Publication Type: Peer Reviewed Journal
Publication Acceptance Date: 4/29/2022
Publication Date: 4/30/2022
Citation: Kim, J., Tam, C.C., Chan, K.L., Mahoney, N., Cheng, L.W., Friedman, M., Land, K.M. 2022. Antimicrobial efficacy of edible mushroom extracts: assessment of fungal resistance. Applied Sciences. 12(9). Article 4591. https://doi.org/10.3390/app12094591.
Interpretive Summary: Edible mushrooms have been utilized as a sustainable source of bioactive compounds, and constituents of certain medicinal mushrooms have emerged as integral ingredients of dietary supplements. The antimicrobial activity of alcoholic and water extracts from the mushrooms Antrodia cinnamomea, Agaricus blazei Murrill and Ganoderma lucidum was investigated against pathogenic or foodborne fungal/bacterial contaminants in defined medium or commercial food matrices. The results showed the A. cinnamomea methanol extract possessed potent antifungal/antibacterial activity, whereas the A. cinnamomea water extract exhibited limited antibacterial activity against Listeria monocytogenes.

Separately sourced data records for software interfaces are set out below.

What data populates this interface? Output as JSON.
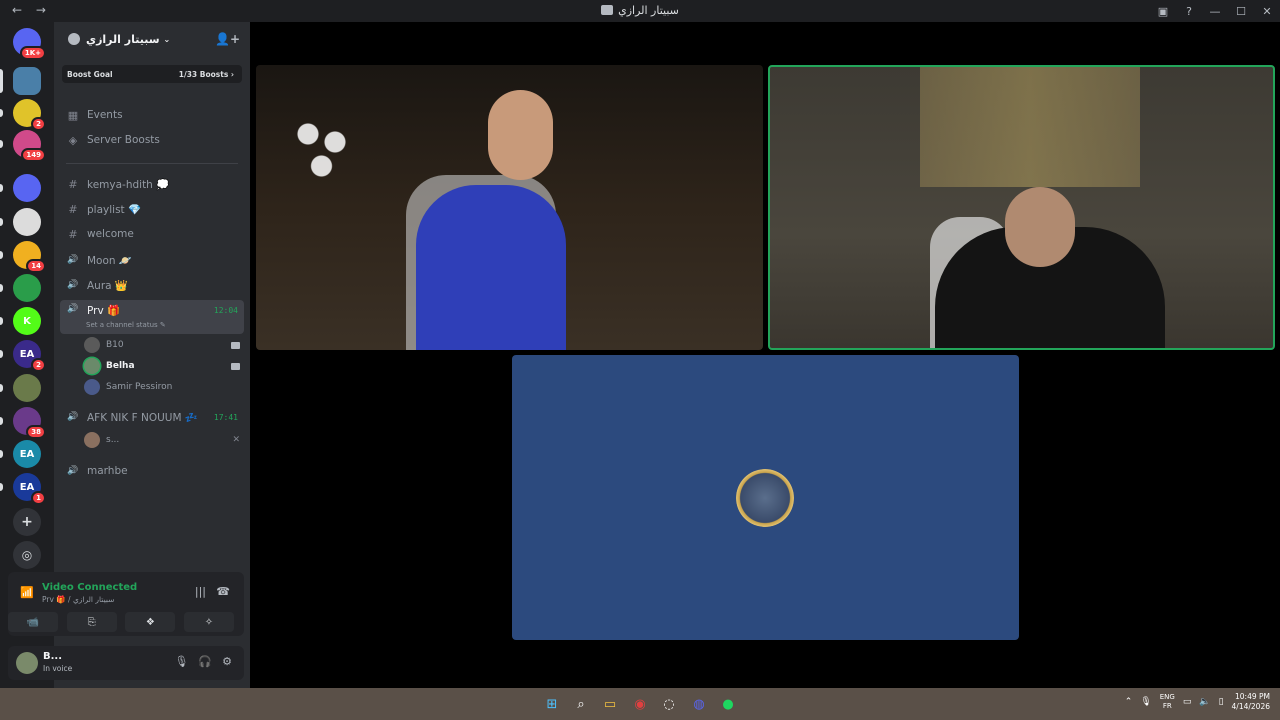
{
  "window": {
    "title": "سبيتار الرازي",
    "back_glyph": "←",
    "forward_glyph": "→",
    "controls": [
      "▣",
      "?",
      "—",
      "☐",
      "✕"
    ]
  },
  "guilds": [
    {
      "name": "discord-home",
      "label": "",
      "badge": "1K+",
      "color": "#5865f2",
      "icon": "discord-icon"
    },
    {
      "name": "server-1",
      "label": "",
      "badge": "",
      "color": "#4a7fa8"
    },
    {
      "name": "server-2",
      "label": "",
      "badge": "2",
      "color": "#e0c32a"
    },
    {
      "name": "server-3",
      "label": "",
      "badge": "149",
      "color": "#d04a8a"
    },
    {
      "name": "folder",
      "label": "",
      "badge": "",
      "color": "#5865f2"
    },
    {
      "name": "server-zven",
      "label": "",
      "badge": "",
      "color": "#dcdcdc"
    },
    {
      "name": "server-4",
      "label": "",
      "badge": "14",
      "color": "#f0b020"
    },
    {
      "name": "server-palestine",
      "label": "",
      "badge": "",
      "color": "#2a9d4a"
    },
    {
      "name": "server-kick",
      "label": "K",
      "badge": "",
      "color": "#53fc18"
    },
    {
      "name": "server-ea-1",
      "label": "EA",
      "badge": "2",
      "color": "#3a2a8a"
    },
    {
      "name": "server-5",
      "label": "",
      "badge": "",
      "color": "#6a7a4a"
    },
    {
      "name": "server-6",
      "label": "",
      "badge": "38",
      "color": "#6a3a8a"
    },
    {
      "name": "server-ea-2",
      "label": "EA",
      "badge": "",
      "color": "#1a8aa8"
    },
    {
      "name": "server-ea-3",
      "label": "EA",
      "badge": "1",
      "color": "#1a3a9a"
    }
  ],
  "server": {
    "name": "سبيتار الرازي",
    "boost_goal_label": "Boost Goal",
    "boost_count": "1/33 Boosts"
  },
  "nav_items": [
    {
      "label": "Events",
      "icon": "calendar-icon",
      "glyph": "▦"
    },
    {
      "label": "Server Boosts",
      "icon": "boost-icon",
      "glyph": "◈"
    }
  ],
  "channels": [
    {
      "label": "kemya-hdith 💭",
      "icon": "hash-icon",
      "glyph": "#"
    },
    {
      "label": "playlist 💎",
      "icon": "hash-icon",
      "glyph": "#"
    },
    {
      "label": "welcome",
      "icon": "hash-icon",
      "glyph": "#"
    },
    {
      "label": "Moon 🪐",
      "icon": "speaker-icon",
      "glyph": "🔊"
    },
    {
      "label": "Aura 👑",
      "icon": "speaker-icon",
      "glyph": "🔊"
    }
  ],
  "active_channel": {
    "label": "Prv 🎁",
    "time": "12:04",
    "status": "Set a channel status ✎"
  },
  "voice_users": [
    {
      "name": "B10",
      "color": "#5a5a5a",
      "cam": true,
      "bold": false
    },
    {
      "name": "Belha",
      "color": "#6a8a6a",
      "cam": true,
      "bold": true
    },
    {
      "name": "Samir Pessiron",
      "color": "#4a5a8a",
      "cam": false,
      "bold": false
    }
  ],
  "afk_channel": {
    "label": "AFK NIK F NOUUM 💤",
    "time": "17:41",
    "user": "s...",
    "muted_glyph": "✕"
  },
  "last_channel": {
    "label": "marhbe"
  },
  "voice_panel": {
    "status": "Video Connected",
    "subtitle": "Prv 🎁 / سبيتار الرازي",
    "buttons": [
      "📹",
      "⎘",
      "❖",
      "✧"
    ]
  },
  "user": {
    "name": "B...",
    "status": "In voice"
  },
  "taskbar": {
    "lang_top": "ENG",
    "lang_bottom": "FR",
    "time": "10:49 PM",
    "date": "4/14/2026"
  }
}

In a proof-of-concept resistance testing using the natural benzo derivative, salicylaldehyde (SA), antioxidant mutants of Penicillium expansum or Aspergillus fumigatus treated with SA exhibited a fungal tolerance, thus indicating that natural ingredients in mushrooms, such as benzoic compounds, could negatively affect the antimicrobial efficacy of mushroom extracts. Alternatively, antioxidant mutants can be adopted as risk assessment tools in compound screening processes, whereby selected molecules do not disrupt food integrity by triggering resistance of the mutants adventitiously contaminated in the food matrices. This approach will promote sustainable food production/processing, thus ensures food safety and public health.
Technical Abstract: We investigated antimicrobial activities of the water or methanol extracts of the medicinal mushrooms Antrodia cinnamomea, Agaricus blazei Murrill and Ganoderma lucidum against yeast (Candida albicans) and filamentous (Aspergillus fumigatus, Aspergillus flavus, Aspergillus para-siticus, Penicillium expansum, Neosartorya fischeri) fungal pathogens, and also against the patho-genic (Escherichia, Listeria, Salmonella, and Staphylococcus species) as well as against commensal (Lactobacillus species) bacteria. In the cell proliferation or zone of inhibition bioassays, the meth-anol extract of A. cinnamomea (AcM) exhibited both potent antifungal and antibacterial activity, while the water extract of A. cinnamomea (AcW) showed limited antibacterial activity against Listeria monocytogenes. Antifungal activity of AcM was investigated further in commercial food matrices (apple, grape juice agar). Of note, two P. expansum antioxidant mutants resistant to the phenolpyrrole fungicide, fludioxonil, were also resistant to AcM compared to the wild type strain. Results indicated the antimicrobial activity of AcM operates via the intact antioxidant signaling system in microbes; however, mutants lacking genes in the antioxidant signaling system escape the toxicity triggered by AcM. In an exemplary, proof-of-concept bioassay using the natu-ral benzoic salicylaldehyde (SA), P. expansum and A. fumigatus antioxidant mutants showed similar tolerance to SA, suggesting that natural ingredients in AcM, such as benzoic derivatives, could negatively affect the efficacy of AcM when antioxidant mutants are targeted. Collectively, AcM could be developed as a food ingredient having antimicrobial potential. Caution should, however, be exercised in the use of AcM so as not to adversely affect food safety and quality by triggering the resistance of antioxidant mutants in the contaminated food.